  • Inquiries made on your account, by what company and when
  • List of accounts, their origin dates, the types of accounts, noted balances and current standing
  • Public financial records, including liens, foreclosures and bankruptcies
  • Employment information, such as the names of companies you worked for

If this sounds like a full summary of your life history so far, it certainly can feel that way. However, credit reports generally only cover seven to 10 years of information. This is one of the main reasons collections, bankruptcies and other derogatory remarks on your credit history fall off after seven to 10 years.

What To Look for on Your Credit Report vs. Credit Score

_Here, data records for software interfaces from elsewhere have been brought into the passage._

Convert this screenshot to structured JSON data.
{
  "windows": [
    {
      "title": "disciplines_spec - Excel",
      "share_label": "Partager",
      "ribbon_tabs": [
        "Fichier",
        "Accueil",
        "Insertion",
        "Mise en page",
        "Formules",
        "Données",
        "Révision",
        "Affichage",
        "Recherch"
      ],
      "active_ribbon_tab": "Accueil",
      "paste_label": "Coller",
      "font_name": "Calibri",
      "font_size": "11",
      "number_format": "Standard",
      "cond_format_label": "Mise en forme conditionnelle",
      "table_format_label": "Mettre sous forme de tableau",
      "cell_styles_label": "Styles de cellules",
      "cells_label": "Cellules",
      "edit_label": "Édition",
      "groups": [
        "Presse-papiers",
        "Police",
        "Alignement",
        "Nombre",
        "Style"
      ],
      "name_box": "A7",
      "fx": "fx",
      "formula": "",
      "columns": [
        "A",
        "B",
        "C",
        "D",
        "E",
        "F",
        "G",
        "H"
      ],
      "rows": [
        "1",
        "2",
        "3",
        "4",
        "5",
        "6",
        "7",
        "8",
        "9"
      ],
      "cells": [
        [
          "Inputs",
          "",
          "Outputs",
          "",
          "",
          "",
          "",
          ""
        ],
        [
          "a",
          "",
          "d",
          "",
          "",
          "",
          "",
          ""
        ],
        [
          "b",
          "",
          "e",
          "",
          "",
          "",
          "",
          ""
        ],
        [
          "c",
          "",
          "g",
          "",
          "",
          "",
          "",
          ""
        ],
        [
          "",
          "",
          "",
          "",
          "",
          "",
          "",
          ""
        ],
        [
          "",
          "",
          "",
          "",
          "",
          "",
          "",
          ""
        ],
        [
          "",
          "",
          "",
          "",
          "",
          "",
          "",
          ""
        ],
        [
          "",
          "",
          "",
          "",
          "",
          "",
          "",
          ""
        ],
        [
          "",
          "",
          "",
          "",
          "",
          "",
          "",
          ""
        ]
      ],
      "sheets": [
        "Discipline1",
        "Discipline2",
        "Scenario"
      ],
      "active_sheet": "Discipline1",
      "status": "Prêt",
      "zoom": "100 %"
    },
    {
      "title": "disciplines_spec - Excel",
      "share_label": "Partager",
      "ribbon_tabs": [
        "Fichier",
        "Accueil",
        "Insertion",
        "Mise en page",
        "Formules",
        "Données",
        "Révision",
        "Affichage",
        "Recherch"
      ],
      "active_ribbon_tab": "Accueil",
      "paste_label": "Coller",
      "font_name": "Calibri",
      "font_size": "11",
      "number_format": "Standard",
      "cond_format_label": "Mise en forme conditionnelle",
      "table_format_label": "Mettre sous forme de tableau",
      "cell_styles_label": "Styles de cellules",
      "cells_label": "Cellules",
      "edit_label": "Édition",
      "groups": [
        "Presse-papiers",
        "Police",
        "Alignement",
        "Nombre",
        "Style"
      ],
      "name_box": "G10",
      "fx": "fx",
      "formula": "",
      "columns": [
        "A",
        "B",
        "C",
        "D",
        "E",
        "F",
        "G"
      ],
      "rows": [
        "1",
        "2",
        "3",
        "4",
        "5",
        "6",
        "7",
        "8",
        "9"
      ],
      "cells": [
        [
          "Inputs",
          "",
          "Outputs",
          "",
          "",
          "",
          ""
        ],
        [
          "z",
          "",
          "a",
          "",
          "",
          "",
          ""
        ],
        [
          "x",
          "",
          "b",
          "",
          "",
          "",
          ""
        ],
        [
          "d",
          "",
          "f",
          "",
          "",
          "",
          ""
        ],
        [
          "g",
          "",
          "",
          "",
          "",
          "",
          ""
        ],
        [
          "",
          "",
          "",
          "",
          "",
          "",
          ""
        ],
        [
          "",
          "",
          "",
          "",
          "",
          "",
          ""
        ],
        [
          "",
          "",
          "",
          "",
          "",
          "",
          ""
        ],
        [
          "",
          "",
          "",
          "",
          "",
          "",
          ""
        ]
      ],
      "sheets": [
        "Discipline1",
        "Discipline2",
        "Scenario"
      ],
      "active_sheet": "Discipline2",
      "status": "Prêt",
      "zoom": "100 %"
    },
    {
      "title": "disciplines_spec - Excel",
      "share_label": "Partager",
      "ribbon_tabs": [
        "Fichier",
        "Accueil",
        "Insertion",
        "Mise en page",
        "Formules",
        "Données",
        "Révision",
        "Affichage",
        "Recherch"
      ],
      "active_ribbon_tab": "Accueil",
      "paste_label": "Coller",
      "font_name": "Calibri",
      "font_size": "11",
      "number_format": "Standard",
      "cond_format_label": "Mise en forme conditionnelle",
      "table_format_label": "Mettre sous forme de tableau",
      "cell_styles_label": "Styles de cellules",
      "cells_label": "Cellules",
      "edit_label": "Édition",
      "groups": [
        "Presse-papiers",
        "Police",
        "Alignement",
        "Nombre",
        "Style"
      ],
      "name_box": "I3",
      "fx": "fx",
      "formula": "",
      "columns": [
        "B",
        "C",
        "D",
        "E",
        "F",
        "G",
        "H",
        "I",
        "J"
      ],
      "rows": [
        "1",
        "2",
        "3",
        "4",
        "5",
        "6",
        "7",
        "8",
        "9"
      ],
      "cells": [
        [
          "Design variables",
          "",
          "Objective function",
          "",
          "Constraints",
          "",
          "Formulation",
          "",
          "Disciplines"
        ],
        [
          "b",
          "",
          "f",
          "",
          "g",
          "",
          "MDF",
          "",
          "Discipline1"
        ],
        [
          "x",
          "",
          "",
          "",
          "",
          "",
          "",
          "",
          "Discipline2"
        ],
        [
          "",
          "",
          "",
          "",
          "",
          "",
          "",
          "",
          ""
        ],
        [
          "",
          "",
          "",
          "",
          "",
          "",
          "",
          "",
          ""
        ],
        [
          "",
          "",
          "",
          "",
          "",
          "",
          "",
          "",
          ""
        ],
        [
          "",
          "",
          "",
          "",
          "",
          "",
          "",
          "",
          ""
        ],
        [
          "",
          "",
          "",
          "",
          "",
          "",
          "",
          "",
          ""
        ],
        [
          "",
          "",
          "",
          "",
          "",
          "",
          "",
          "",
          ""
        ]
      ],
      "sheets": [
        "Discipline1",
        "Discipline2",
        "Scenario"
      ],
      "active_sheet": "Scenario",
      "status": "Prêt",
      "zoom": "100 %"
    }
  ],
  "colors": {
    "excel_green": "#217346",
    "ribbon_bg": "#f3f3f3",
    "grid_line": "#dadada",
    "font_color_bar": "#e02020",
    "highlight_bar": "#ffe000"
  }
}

When checking your credit, you ideally want a score of 700 or higher. Roughly 59% of Americans have a credit score in this range. If you have a credit score below 700, then it’s worth putting in some work to take it higher than this. Even if you have a score of 700 or higher, there is nothing wrong with trying to top out at the 850 limit.

When reviewing your credit report, verify that the information is correct. No matter how trivial some information might seem, such as when you opened an account, query it. If it proves to be an inaccuracy, dispute it. Small changes can lead to big improvements in your score.

The Potential Impact of Checking Your Credit Score

One of the main reasons many people do not check their credit scores is because they believe each check might lower the score. When you check your own credit score, you generate a soft pull or soft inquiry that has no effect on your credit score. You can choose this method as often as possible. The credit score apps offered by banks and several independent platforms use this method.

When a lender checks your credit, they may use a soft inquiry. Lenders often use this method to preapprove you for a loan or even before allowing you to open a savings account. When moving forward with credit cards or installment loans, however, the company might then do a hard inquiry. Landlords also sometimes do a hard pull before making a renting decision. This creates a negative impact on your credit score.

Note that the negative effect is only temporary. Your credit score might continue to fall for a while and then climb again. If you maintain the account in good standing, it might climb further than where it was before you opened the account. This is because you now have more available credit, which also affects your credit score.

How Coast Tradelines Can Help

One of the best ways to build your credit score is to use tradelines. Purchasing these accounts can add years to your credit history and improve how many accounts you have in good standing. You might see improvements as quickly as just one week. Get started today. You’ll be glad you did.